* _Exercise brief_: Repeat back every line of the data, exactly.

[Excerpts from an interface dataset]
■ ■ ■ ■ ■

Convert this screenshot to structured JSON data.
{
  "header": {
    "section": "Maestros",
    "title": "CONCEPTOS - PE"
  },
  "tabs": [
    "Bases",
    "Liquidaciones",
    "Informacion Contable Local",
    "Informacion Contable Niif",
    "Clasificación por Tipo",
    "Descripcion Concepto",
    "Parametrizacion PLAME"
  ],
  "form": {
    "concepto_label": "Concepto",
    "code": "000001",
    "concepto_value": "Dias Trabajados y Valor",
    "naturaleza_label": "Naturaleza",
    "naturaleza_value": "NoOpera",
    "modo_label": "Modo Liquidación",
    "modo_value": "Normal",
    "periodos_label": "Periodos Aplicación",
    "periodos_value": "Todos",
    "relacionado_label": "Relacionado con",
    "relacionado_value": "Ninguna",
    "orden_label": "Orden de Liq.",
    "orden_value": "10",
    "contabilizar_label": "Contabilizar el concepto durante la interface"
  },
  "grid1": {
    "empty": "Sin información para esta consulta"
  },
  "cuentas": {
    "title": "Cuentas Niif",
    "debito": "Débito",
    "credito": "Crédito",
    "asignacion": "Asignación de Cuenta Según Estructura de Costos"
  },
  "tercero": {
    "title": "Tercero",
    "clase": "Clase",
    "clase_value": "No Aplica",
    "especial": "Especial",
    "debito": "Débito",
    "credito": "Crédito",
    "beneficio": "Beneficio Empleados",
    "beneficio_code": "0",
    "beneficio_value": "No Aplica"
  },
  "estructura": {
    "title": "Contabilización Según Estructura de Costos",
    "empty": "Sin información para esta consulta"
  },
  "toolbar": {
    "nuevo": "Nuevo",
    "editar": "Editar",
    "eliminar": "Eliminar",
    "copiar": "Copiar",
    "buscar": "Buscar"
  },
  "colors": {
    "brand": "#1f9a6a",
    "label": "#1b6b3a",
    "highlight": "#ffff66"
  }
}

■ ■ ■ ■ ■

* _Response_:
Convert this screenshot to structured JSON data.
{
  "header": {
    "section": "Maestros",
    "title": "CONCEPTOS - PE"
  },
  "tabs": [
    "Bases",
    "Liquidaciones",
    "Informacion Contable Local",
    "Informacion Contable Niif",
    "Clasificación por Tipo",
    "Descripcion Concepto",
    "Parametrizacion PLAME"
  ],
  "form": {
    "concepto_label": "Concepto",
    "code": "000001",
    "concepto_value": "Dias Trabajados y Valor",
    "naturaleza_label": "Naturaleza",
    "naturaleza_value": "NoOpera",
    "modo_label": "Modo Liquidación",
    "modo_value": "Normal",
    "periodos_label": "Periodos Aplicación",
    "periodos_value": "Todos",
    "relacionado_label": "Relacionado con",
    "relacionado_value": "Ninguna",
    "orden_label": "Orden de Liq.",
    "orden_value": "10",
    "contabilizar_label": "Contabilizar el concepto durante la interface"
  },
  "grid1": {
    "empty": "Sin información para esta consulta"
  },
  "cuentas": {
    "title": "Cuentas Niif",
    "debito": "Débito",
    "credito": "Crédito",
    "asignacion": "Asignación de Cuenta Según Estructura de Costos"
  },
  "tercero": {
    "title": "Tercero",
    "clase": "Clase",
    "clase_value": "No Aplica",
    "especial": "Especial",
    "debito": "Débito",
    "credito": "Crédito",
    "beneficio": "Beneficio Empleados",
    "beneficio_code": "0",
    "beneficio_value": "No Aplica"
  },
  "estructura": {
    "title": "Contabilización Según Estructura de Costos",
    "empty": "Sin información para esta consulta"
  },
  "toolbar": {
    "nuevo": "Nuevo",
    "editar": "Editar",
    "eliminar": "Eliminar",
    "copiar": "Copiar",
    "buscar": "Buscar"
  },
  "colors": {
    "brand": "#1f9a6a",
    "label": "#1b6b3a",
    "highlight": "#ffff66"
  }
}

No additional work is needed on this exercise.